Task input:

______________________________

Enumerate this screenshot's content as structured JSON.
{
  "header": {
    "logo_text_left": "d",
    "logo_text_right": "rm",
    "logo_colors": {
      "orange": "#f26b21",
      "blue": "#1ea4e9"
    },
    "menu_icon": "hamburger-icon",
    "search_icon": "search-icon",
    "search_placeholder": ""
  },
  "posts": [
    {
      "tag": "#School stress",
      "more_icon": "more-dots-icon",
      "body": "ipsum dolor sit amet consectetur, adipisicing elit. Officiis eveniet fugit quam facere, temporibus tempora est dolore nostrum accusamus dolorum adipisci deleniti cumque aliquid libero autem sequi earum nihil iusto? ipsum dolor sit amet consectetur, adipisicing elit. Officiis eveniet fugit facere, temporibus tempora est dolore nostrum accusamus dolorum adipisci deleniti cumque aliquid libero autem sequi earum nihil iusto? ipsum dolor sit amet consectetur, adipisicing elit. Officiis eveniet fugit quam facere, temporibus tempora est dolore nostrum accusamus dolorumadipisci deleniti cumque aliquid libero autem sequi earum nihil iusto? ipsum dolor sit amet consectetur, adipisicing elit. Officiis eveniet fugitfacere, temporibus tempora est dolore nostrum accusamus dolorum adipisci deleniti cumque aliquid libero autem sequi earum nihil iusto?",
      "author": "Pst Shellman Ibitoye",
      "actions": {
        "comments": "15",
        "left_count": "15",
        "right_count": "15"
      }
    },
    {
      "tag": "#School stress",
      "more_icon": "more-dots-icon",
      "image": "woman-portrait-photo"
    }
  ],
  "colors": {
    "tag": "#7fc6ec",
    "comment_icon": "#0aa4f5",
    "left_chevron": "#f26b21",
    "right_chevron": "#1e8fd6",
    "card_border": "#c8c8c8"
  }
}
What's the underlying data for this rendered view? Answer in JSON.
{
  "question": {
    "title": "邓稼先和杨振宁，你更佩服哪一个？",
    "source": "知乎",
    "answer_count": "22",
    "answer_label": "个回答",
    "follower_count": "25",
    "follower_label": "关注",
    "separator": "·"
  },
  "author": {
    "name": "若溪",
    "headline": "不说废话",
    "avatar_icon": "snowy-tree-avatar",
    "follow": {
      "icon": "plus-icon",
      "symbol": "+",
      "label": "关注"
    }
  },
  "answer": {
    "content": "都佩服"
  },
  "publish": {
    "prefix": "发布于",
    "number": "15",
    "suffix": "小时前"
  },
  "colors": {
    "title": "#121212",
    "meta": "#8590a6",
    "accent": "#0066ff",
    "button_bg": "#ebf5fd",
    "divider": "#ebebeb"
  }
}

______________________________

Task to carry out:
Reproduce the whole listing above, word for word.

Finished task:
Enumerate this screenshot's content as structured JSON.
{
  "header": {
    "logo_text_left": "d",
    "logo_text_right": "rm",
    "logo_colors": {
      "orange": "#f26b21",
      "blue": "#1ea4e9"
    },
    "menu_icon": "hamburger-icon",
    "search_icon": "search-icon",
    "search_placeholder": ""
  },
  "posts": [
    {
      "tag": "#School stress",
      "more_icon": "more-dots-icon",
      "body": "ipsum dolor sit amet consectetur, adipisicing elit. Officiis eveniet fugit quam facere, temporibus tempora est dolore nostrum accusamus dolorum adipisci deleniti cumque aliquid libero autem sequi earum nihil iusto? ipsum dolor sit amet consectetur, adipisicing elit. Officiis eveniet fugit facere, temporibus tempora est dolore nostrum accusamus dolorum adipisci deleniti cumque aliquid libero autem sequi earum nihil iusto? ipsum dolor sit amet consectetur, adipisicing elit. Officiis eveniet fugit quam facere, temporibus tempora est dolore nostrum accusamus dolorumadipisci deleniti cumque aliquid libero autem sequi earum nihil iusto? ipsum dolor sit amet consectetur, adipisicing elit. Officiis eveniet fugitfacere, temporibus tempora est dolore nostrum accusamus dolorum adipisci deleniti cumque aliquid libero autem sequi earum nihil iusto?",
      "author": "Pst Shellman Ibitoye",
      "actions": {
        "comments": "15",
        "left_count": "15",
        "right_count": "15"
      }
    },
    {
      "tag": "#School stress",
      "more_icon": "more-dots-icon",
      "image": "woman-portrait-photo"
    }
  ],
  "colors": {
    "tag": "#7fc6ec",
    "comment_icon": "#0aa4f5",
    "left_chevron": "#f26b21",
    "right_chevron": "#1e8fd6",
    "card_border": "#c8c8c8"
  }
}
What's the underlying data for this rendered view? Answer in JSON.
{
  "question": {
    "title": "邓稼先和杨振宁，你更佩服哪一个？",
    "source": "知乎",
    "answer_count": "22",
    "answer_label": "个回答",
    "follower_count": "25",
    "follower_label": "关注",
    "separator": "·"
  },
  "author": {
    "name": "若溪",
    "headline": "不说废话",
    "avatar_icon": "snowy-tree-avatar",
    "follow": {
      "icon": "plus-icon",
      "symbol": "+",
      "label": "关注"
    }
  },
  "answer": {
    "content": "都佩服"
  },
  "publish": {
    "prefix": "发布于",
    "number": "15",
    "suffix": "小时前"
  },
  "colors": {
    "title": "#121212",
    "meta": "#8590a6",
    "accent": "#0066ff",
    "button_bg": "#ebf5fd",
    "divider": "#ebebeb"
  }
}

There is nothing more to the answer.